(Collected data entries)
- Opening Delimiter -

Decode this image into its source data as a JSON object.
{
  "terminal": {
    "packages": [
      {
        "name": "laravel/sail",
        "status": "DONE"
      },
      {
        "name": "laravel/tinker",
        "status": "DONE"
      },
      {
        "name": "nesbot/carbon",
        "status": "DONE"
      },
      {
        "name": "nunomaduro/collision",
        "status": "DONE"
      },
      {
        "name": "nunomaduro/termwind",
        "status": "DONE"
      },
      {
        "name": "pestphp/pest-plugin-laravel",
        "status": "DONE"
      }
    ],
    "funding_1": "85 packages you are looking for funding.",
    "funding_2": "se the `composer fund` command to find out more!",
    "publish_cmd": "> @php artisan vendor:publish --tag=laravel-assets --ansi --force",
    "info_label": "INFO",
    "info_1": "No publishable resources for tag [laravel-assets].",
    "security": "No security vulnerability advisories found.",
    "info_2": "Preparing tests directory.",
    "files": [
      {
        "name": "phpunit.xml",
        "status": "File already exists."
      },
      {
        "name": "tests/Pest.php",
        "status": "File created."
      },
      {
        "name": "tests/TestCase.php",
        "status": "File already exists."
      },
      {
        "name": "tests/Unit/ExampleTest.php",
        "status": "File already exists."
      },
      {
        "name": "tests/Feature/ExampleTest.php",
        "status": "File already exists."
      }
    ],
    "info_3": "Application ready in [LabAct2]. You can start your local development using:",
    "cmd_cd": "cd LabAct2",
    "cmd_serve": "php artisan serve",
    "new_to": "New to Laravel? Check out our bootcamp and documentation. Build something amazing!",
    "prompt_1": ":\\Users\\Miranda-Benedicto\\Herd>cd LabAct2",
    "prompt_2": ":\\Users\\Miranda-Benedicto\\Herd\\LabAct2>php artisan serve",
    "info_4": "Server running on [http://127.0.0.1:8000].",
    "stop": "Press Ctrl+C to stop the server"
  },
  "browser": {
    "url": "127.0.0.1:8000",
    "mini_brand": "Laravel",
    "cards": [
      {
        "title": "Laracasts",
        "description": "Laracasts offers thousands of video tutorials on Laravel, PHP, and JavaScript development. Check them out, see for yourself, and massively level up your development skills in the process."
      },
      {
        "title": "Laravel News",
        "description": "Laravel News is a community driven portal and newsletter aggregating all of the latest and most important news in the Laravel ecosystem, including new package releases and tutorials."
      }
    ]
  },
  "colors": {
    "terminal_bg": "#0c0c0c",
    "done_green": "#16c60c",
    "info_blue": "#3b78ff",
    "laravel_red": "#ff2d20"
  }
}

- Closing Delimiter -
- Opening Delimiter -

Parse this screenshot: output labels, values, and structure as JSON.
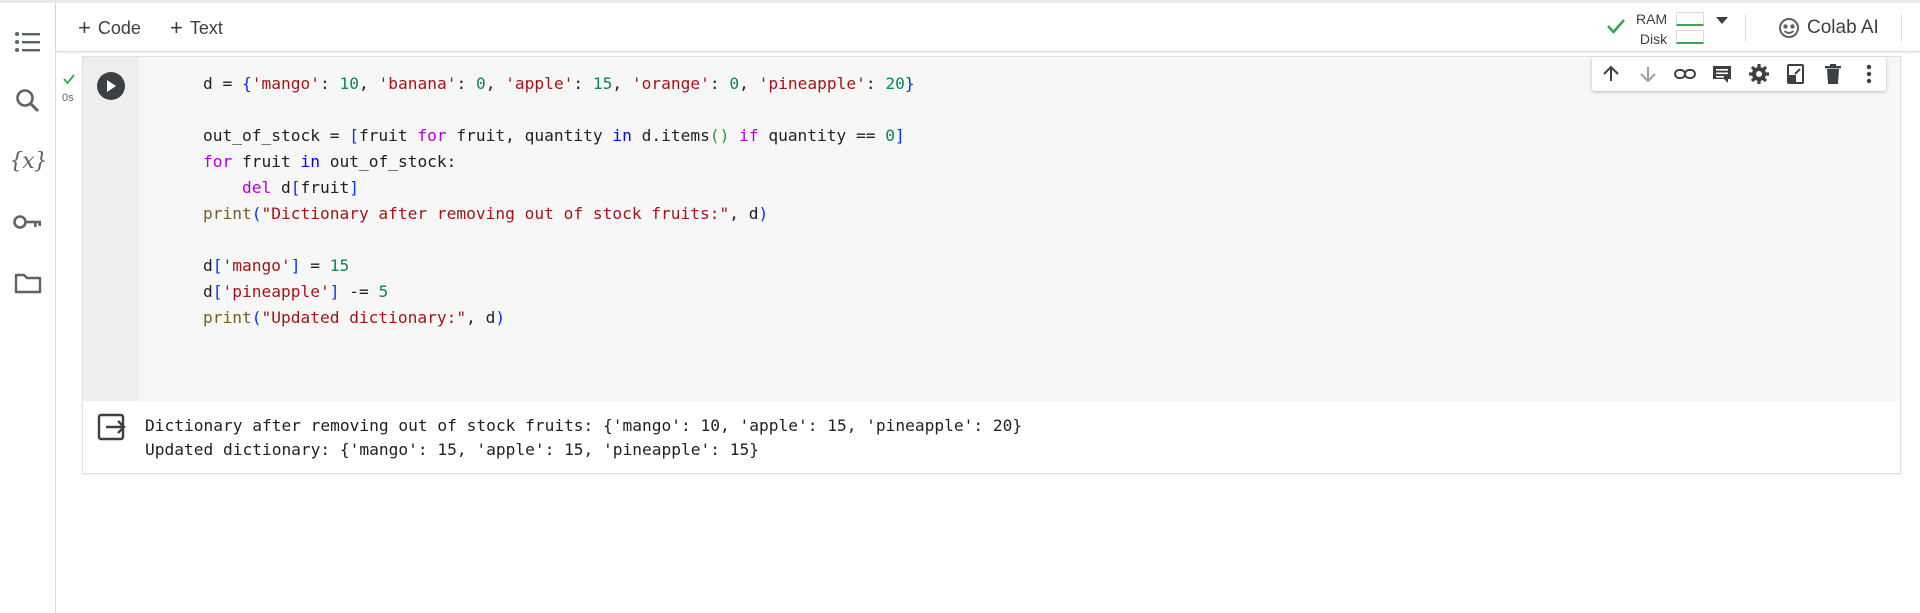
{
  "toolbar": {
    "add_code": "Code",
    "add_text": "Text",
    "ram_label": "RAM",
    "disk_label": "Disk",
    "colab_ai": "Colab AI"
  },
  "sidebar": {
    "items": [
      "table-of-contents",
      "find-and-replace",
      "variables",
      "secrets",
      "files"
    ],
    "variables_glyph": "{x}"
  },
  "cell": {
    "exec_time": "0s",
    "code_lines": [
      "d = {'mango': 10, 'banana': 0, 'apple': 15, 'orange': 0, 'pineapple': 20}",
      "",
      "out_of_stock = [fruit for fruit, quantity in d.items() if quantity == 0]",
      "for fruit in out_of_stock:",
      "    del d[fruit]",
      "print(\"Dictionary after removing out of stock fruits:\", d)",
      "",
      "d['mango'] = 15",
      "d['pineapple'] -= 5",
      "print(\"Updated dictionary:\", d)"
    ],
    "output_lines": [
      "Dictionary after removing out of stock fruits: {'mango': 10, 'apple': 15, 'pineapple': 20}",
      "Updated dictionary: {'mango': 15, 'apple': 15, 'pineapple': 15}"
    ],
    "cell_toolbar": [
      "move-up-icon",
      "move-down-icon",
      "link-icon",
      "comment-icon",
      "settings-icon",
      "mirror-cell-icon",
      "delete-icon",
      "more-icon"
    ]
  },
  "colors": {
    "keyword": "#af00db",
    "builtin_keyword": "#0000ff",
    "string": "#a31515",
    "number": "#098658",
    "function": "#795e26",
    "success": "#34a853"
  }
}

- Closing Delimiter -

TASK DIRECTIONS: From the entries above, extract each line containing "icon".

REPLY:
      "move-up-icon",
      "move-down-icon",
      "link-icon",
      "comment-icon",
      "settings-icon",
      "mirror-cell-icon",
      "delete-icon",
      "more-icon"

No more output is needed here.